/---

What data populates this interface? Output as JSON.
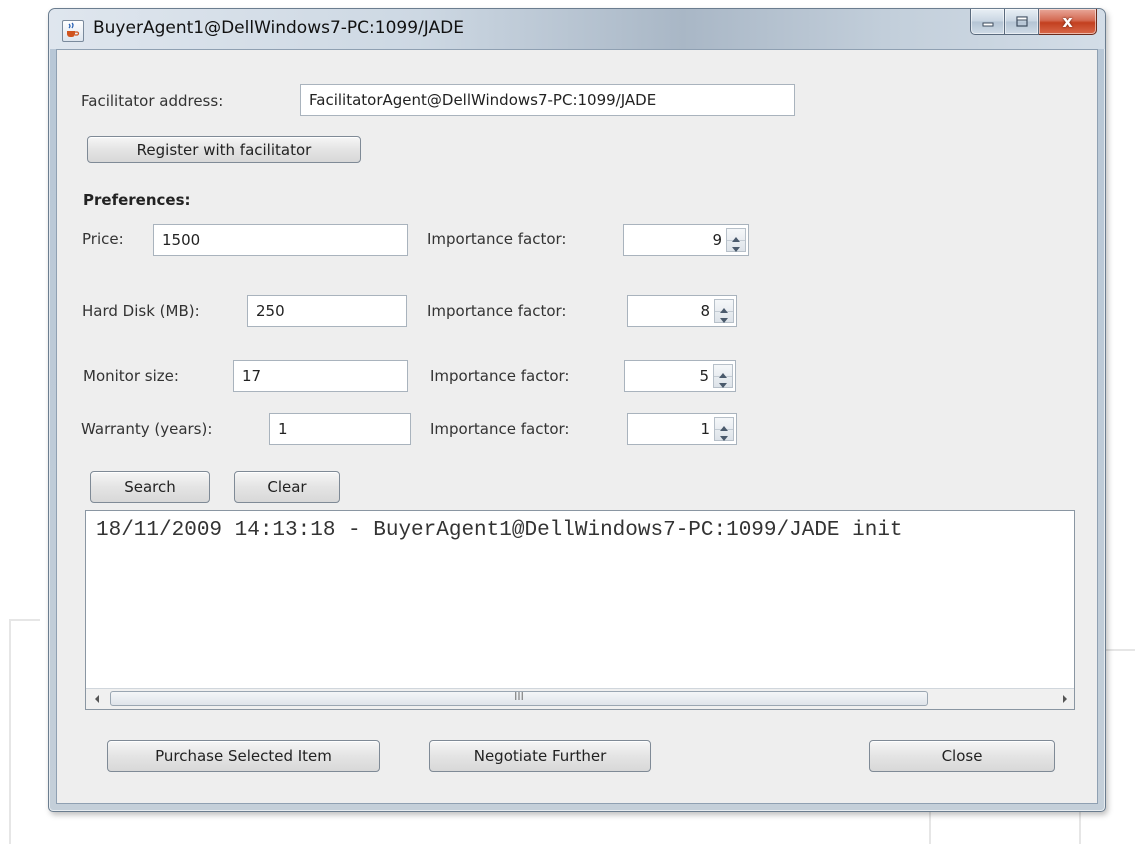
{
  "window": {
    "title": "BuyerAgent1@DellWindows7-PC:1099/JADE",
    "close_glyph": "x"
  },
  "facilitator": {
    "label": "Facilitator address:",
    "value": "FacilitatorAgent@DellWindows7-PC:1099/JADE",
    "register_button": "Register with facilitator"
  },
  "preferences": {
    "heading": "Preferences:",
    "rows": [
      {
        "label": "Price:",
        "value": "1500",
        "importance_label": "Importance factor:",
        "importance": "9"
      },
      {
        "label": "Hard Disk (MB):",
        "value": "250",
        "importance_label": "Importance factor:",
        "importance": "8"
      },
      {
        "label": "Monitor size:",
        "value": "17",
        "importance_label": "Importance factor:",
        "importance": "5"
      },
      {
        "label": "Warranty (years):",
        "value": "1",
        "importance_label": "Importance factor:",
        "importance": "1"
      }
    ]
  },
  "actions": {
    "search": "Search",
    "clear": "Clear"
  },
  "log": {
    "line": "18/11/2009 14:13:18 - BuyerAgent1@DellWindows7-PC:1099/JADE init",
    "grip_glyph": "III"
  },
  "footer": {
    "purchase": "Purchase Selected Item",
    "negotiate": "Negotiate Further",
    "close": "Close"
  },
  "colors": {
    "client_bg": "#eeeeee",
    "close_button": "#c3401f",
    "titlebar": "#cdd8e3"
  },
  "icons": {
    "app": "java-cup-icon",
    "minimize": "minimize-icon",
    "maximize": "maximize-icon",
    "close": "close-icon",
    "spin_up": "spin-up-icon",
    "spin_down": "spin-down-icon",
    "scroll_left": "scroll-left-icon",
    "scroll_right": "scroll-right-icon"
  }
}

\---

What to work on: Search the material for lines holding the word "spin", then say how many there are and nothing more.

Expected answer: 2